There have been several times throughout my life where I have felt that if I did not take a certain risk, I would be giving up on myself by not even allowing myself the opportunity to try. The most notable occurrence of this was when I was going through the process of applying for my first real internship at a travel agency. I love to travel so I thought that, naturally, this position would be a good fit for me. However, I did not really take the time to consider what might be asked of me in the interview and if I could actually answer those questions.
When I first got called in for an interview at the office, I was immediately beyond enthusiastic that I had even gotten to that point. However, the excitement quickly wore off, and was replaced with more fear and anxiety than I have ever felt before. It felt like my body was going into shock and it was hard to focus on current tasks, because all I could think about was that I was about to interview for a job that I most certainly was not qualified for in the slightest. After I was able to calm down and breathe again, I decided to call my sister for any advice that she had to offer, which of course, was also hard for me since I did not want my sister to think I was just complaining and worrying about
everything. However, according to Margie Warrell, people love to be asked questions as it makes them feel needed at the same time as it helps you get necessary information.
My Epiphany Moment
It turned out that calling my sister was one of the best decisions I made throughout the process. She gave me a confidence-boosting pep talk, and most importantly, reassured me that she would still love me and be proud of me regardless of whether or not I was offered the internship in the end. This, to me, I realized was my biggest fear, that no one would be proud of me and would just think of me as a failure. But after hearing all of my sister’s many failed attempts at job interviews, it made me realize that this happens to everyone and is not something to be ashamed of. Similar to Brene Brown’s discussion, shame is at the core of vulnerability, and since it is the fear of disconnection, it obviously has a large portion of power over one’s own thoughts that they might not be appreciated for who they are.
In the article, “The Power of Positive Thinking,” Remez Sasson discusses how positive thinking and thinking oneself of being worthy is contagious just as much as negative thinking is. For example, if I were to have gone into that interview with having a negative attitude and just kind of walking through the steps, my interviewer would have caught on as soon as I walked through the doors, and associated my bad attitude with how I would come to work on a daily basis. However, since I do not consider myself to typically have a negative attitude, I forced myself to go above and beyond my usual attitude and make it very clear to my interviewer that I absolutely wanted the job and that I would take every action to prove my worthiness to be offered the position.
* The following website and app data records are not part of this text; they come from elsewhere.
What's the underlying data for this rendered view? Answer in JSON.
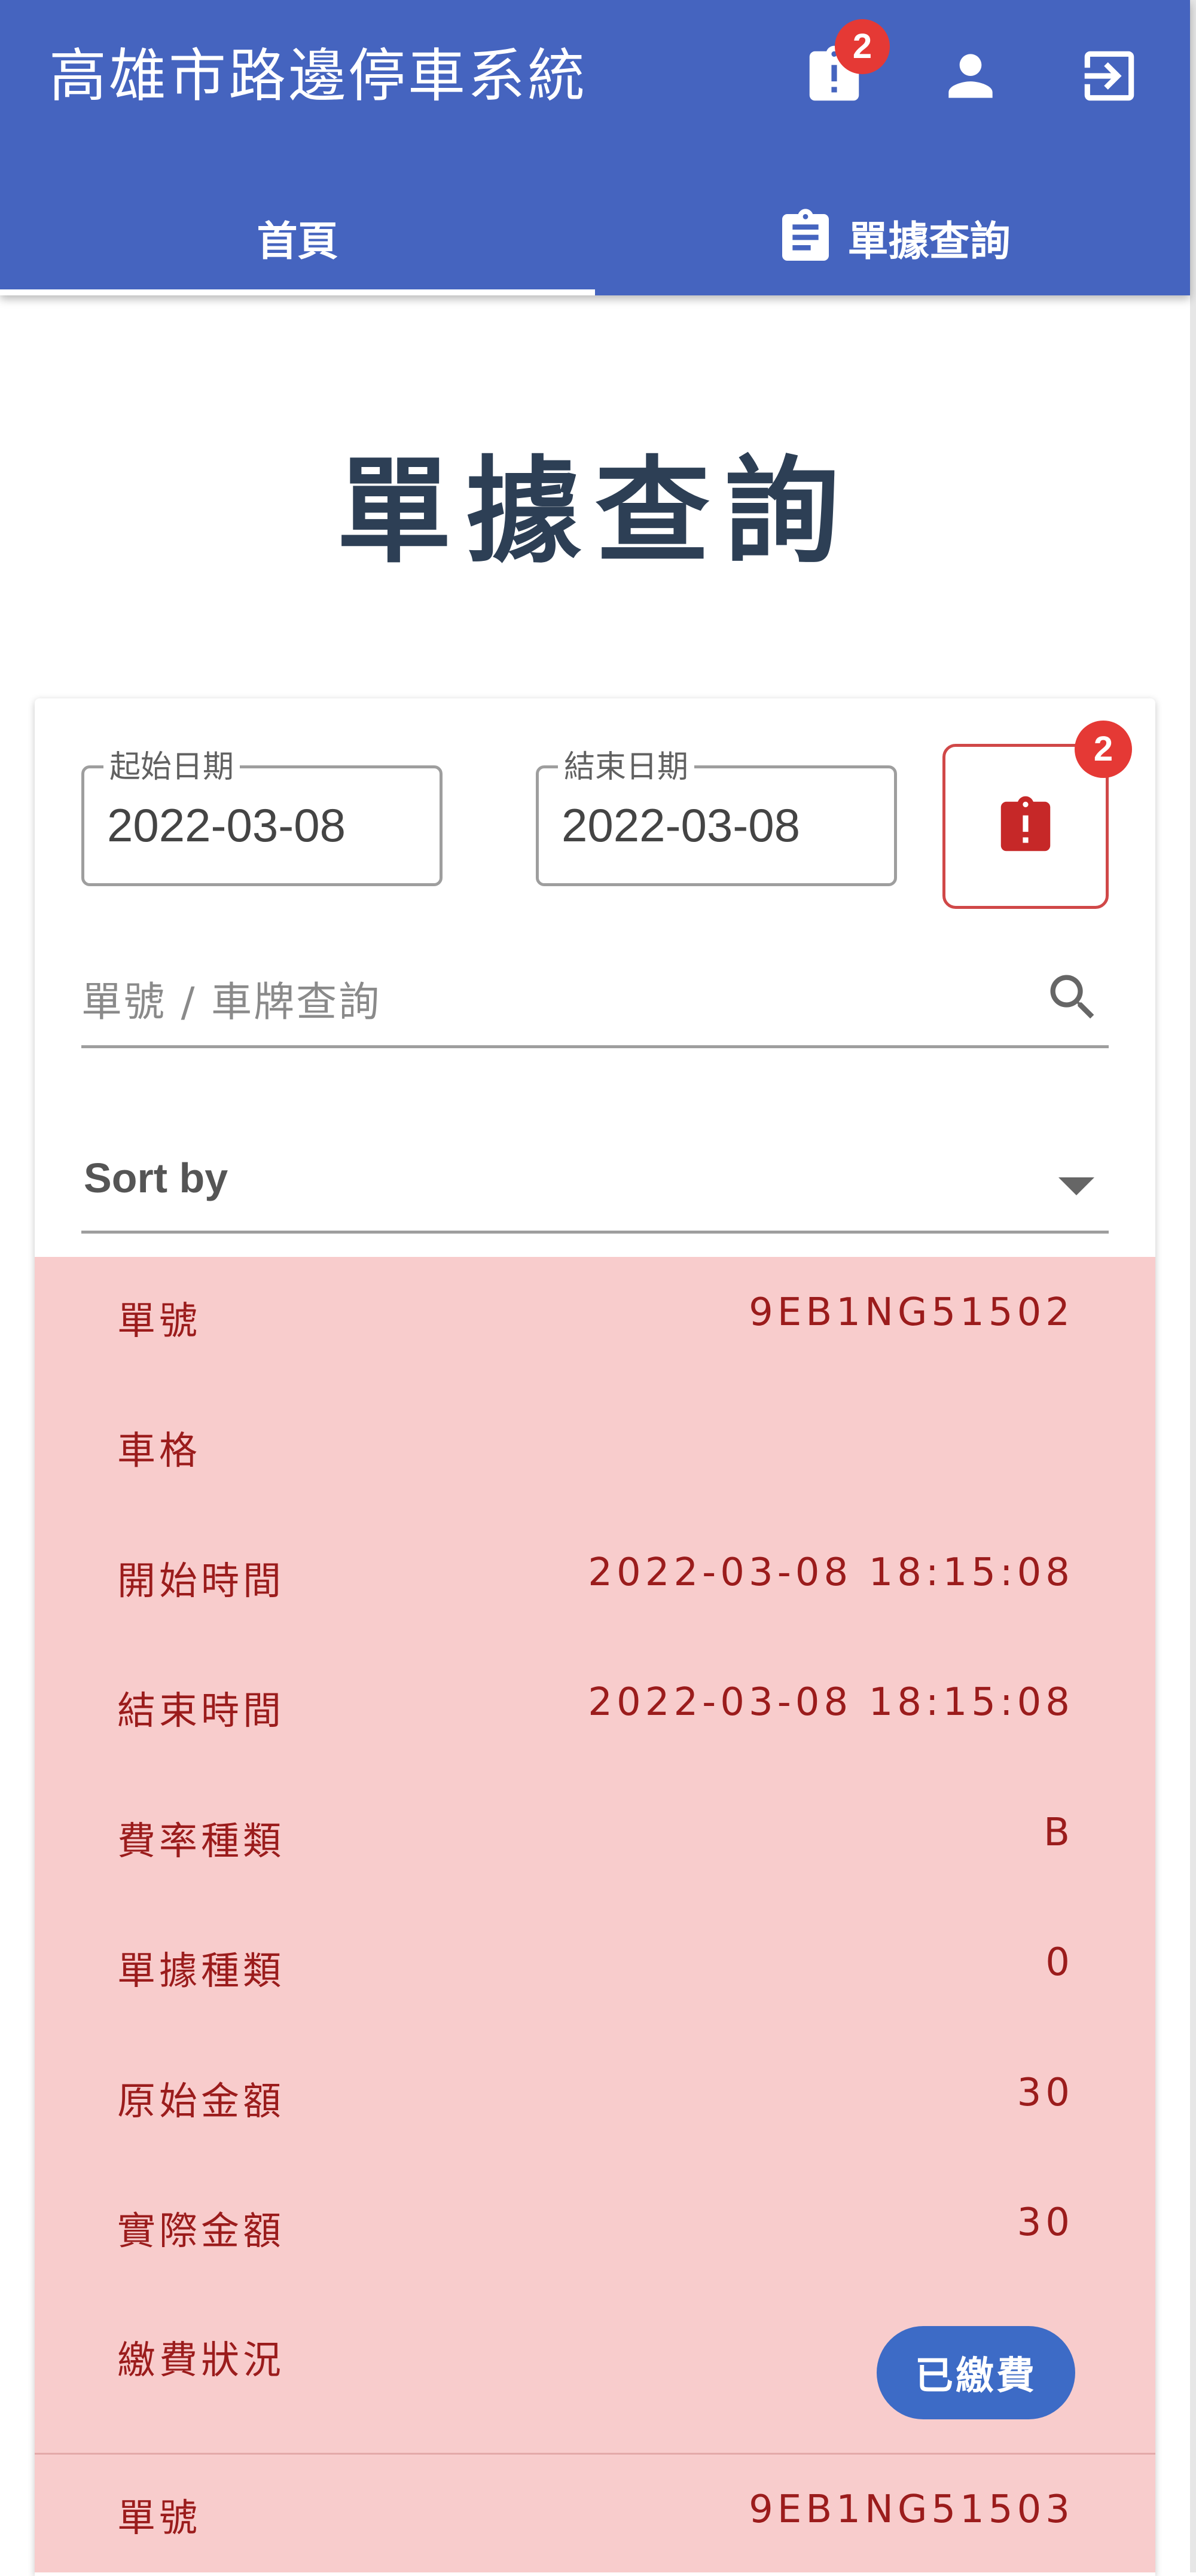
{
  "app": {
    "title": "高雄市路邊停車系統",
    "notification_count": "2"
  },
  "icons": {
    "alert": "clipboard-alert-icon",
    "user": "account-icon",
    "logout": "logout-icon",
    "tab_receipt": "clipboard-text-icon",
    "search": "search-icon",
    "dropdown": "caret-down-icon"
  },
  "tabs": [
    {
      "label": "首頁"
    },
    {
      "label": "單據查詢"
    }
  ],
  "page": {
    "title": "單據查詢"
  },
  "filters": {
    "start_label": "起始日期",
    "start_value": "2022-03-08",
    "end_label": "結束日期",
    "end_value": "2022-03-08",
    "alert_count": "2",
    "search_placeholder": "單號 / 車牌查詢",
    "sort_label": "Sort by"
  },
  "colors": {
    "primary": "#4564bf",
    "ticket_bg": "#f8cccc",
    "ticket_text": "#9b1c1c",
    "alert": "#d04848",
    "badge": "#e53935",
    "paid_button": "#3d6bc6"
  },
  "tickets": [
    {
      "rows": [
        {
          "label": "單號",
          "value": "9EB1NG51502"
        },
        {
          "label": "車格",
          "value": ""
        },
        {
          "label": "開始時間",
          "value": "2022-03-08 18:15:08"
        },
        {
          "label": "結束時間",
          "value": "2022-03-08 18:15:08"
        },
        {
          "label": "費率種類",
          "value": "B"
        },
        {
          "label": "單據種類",
          "value": "0"
        },
        {
          "label": "原始金額",
          "value": "30"
        },
        {
          "label": "實際金額",
          "value": "30"
        },
        {
          "label": "繳費狀況",
          "value": ""
        }
      ],
      "status_button": "已繳費"
    },
    {
      "rows": [
        {
          "label": "單號",
          "value": "9EB1NG51503"
        }
      ]
    }
  ]
}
Right before I stepped out of my car to walk to the office for the interview, I sat in my car talking out loud and giving myself a modified version of the same pep talk that my sister had given me a couple days before. When I felt ready, I hopped out of my car and practically ran up the steps, never having that same feeling of confidence and worthiness ever before.
A few days following my interview, my new manager called to inform me that he would like to extend an offer of employment. From this experience, I learned that I need to have self-confidence and always put my best foot forward in the best way that I possibly can.